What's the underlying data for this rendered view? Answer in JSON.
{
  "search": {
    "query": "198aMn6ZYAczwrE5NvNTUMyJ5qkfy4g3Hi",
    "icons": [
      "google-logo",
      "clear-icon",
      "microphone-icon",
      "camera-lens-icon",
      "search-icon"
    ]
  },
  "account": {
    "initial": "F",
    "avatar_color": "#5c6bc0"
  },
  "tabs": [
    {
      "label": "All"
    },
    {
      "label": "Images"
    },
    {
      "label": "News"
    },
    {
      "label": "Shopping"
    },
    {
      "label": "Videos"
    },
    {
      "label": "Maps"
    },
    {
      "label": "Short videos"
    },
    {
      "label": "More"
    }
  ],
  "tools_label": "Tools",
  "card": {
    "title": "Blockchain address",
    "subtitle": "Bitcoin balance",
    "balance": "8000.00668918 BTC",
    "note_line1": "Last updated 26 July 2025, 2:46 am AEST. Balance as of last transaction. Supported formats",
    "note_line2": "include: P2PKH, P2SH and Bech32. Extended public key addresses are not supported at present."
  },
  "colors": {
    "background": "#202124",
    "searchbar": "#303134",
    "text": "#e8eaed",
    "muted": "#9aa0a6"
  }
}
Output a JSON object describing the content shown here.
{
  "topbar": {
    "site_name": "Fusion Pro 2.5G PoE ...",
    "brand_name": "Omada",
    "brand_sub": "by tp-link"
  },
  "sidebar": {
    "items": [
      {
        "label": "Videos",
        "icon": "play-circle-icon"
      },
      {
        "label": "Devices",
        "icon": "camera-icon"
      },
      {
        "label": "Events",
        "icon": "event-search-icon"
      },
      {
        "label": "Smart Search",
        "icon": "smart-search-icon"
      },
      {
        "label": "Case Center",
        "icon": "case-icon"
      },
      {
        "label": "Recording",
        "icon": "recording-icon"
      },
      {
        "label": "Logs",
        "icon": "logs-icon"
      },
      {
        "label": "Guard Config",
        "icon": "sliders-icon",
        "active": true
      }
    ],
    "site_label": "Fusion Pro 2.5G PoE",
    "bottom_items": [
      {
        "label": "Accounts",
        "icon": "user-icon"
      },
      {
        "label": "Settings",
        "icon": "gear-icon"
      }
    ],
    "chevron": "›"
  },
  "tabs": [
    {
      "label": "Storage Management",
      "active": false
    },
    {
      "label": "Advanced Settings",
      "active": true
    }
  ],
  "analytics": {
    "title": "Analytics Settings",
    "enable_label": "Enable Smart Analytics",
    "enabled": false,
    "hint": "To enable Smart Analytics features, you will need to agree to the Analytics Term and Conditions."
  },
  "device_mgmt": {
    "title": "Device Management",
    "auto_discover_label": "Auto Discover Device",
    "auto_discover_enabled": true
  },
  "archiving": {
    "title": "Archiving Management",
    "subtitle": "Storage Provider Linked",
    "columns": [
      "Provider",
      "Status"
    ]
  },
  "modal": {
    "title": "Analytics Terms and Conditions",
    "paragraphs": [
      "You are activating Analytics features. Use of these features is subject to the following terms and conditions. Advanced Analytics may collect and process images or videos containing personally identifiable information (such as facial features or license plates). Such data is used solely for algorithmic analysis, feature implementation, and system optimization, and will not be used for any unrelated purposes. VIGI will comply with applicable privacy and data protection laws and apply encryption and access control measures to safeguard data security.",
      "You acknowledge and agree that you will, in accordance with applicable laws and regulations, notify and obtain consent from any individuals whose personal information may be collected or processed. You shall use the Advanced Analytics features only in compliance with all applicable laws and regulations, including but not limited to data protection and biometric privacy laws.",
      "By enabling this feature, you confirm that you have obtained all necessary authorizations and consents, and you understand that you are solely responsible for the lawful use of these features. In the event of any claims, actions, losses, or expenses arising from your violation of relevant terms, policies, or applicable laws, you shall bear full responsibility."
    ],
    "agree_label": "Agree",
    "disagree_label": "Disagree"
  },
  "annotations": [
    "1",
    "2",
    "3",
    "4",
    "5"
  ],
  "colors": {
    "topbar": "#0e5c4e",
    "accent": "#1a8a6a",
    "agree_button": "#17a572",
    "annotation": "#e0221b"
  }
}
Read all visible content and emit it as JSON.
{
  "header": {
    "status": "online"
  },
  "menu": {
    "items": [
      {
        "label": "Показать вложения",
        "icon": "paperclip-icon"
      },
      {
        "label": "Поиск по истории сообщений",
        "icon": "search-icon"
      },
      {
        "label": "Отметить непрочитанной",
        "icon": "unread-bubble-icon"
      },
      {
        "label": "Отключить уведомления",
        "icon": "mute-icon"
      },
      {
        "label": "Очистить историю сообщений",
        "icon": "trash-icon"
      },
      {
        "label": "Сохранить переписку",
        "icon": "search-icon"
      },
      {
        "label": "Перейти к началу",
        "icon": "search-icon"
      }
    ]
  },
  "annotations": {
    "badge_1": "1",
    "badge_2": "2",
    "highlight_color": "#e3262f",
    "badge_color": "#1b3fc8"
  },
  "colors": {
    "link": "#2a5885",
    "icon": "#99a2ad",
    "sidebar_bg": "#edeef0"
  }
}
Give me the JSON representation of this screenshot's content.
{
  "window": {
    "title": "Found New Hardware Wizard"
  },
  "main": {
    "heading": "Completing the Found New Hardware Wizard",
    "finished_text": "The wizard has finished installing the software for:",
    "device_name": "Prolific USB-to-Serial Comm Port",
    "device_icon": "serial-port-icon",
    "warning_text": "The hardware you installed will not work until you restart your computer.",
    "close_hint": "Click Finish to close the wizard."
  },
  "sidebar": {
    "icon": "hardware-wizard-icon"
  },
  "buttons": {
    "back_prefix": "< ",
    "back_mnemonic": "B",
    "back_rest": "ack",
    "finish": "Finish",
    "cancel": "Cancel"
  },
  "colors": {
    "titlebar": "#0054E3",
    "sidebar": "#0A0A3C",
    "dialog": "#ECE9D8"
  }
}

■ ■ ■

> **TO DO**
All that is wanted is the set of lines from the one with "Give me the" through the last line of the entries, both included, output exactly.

> **RESULT FOR THIS EXERCISE**
Give me the JSON representation of this screenshot's content.
{
  "window": {
    "title": "Found New Hardware Wizard"
  },
  "main": {
    "heading": "Completing the Found New Hardware Wizard",
    "finished_text": "The wizard has finished installing the software for:",
    "device_name": "Prolific USB-to-Serial Comm Port",
    "device_icon": "serial-port-icon",
    "warning_text": "The hardware you installed will not work until you restart your computer.",
    "close_hint": "Click Finish to close the wizard."
  },
  "sidebar": {
    "icon": "hardware-wizard-icon"
  },
  "buttons": {
    "back_prefix": "< ",
    "back_mnemonic": "B",
    "back_rest": "ack",
    "finish": "Finish",
    "cancel": "Cancel"
  },
  "colors": {
    "titlebar": "#0054E3",
    "sidebar": "#0A0A3C",
    "dialog": "#ECE9D8"
  }
}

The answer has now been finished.